## Your task
From the entries that follow, copy each line in which "title" appears.

## Provided information
------------------------

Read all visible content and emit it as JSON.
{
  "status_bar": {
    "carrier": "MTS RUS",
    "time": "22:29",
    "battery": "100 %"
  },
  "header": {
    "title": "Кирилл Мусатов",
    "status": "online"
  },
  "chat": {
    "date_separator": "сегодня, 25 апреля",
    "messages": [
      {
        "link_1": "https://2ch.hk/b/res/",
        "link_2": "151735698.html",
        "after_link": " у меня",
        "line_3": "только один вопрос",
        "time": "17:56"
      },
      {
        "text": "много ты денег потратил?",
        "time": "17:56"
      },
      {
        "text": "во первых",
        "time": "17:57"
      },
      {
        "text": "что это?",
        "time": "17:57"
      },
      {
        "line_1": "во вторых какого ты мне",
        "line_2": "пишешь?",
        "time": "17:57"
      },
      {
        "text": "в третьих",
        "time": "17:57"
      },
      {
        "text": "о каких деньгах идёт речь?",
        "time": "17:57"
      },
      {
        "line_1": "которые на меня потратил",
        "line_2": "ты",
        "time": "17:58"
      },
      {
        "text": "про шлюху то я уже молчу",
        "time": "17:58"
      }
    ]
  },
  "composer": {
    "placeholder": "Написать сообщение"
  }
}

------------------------

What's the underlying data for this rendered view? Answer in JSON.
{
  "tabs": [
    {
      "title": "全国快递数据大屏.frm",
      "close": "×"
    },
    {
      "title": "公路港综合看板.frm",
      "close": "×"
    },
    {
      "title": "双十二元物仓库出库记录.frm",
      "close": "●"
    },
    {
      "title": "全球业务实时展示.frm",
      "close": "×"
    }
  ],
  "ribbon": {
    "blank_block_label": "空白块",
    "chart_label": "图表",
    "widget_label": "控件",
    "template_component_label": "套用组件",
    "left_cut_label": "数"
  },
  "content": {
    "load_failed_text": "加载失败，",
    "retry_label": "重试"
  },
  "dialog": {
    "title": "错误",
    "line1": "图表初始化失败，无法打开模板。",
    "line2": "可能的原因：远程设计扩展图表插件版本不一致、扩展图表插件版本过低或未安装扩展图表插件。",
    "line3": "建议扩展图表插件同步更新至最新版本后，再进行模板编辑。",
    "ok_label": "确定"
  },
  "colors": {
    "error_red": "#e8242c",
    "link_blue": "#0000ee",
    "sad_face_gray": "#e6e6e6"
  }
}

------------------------

## Your response
    "title": "Кирилл Мусатов",
      "title": "全国快递数据大屏.frm",
      "title": "公路港综合看板.frm",
      "title": "双十二元物仓库出库记录.frm",
      "title": "全球业务实时展示.frm",
    "title": "错误",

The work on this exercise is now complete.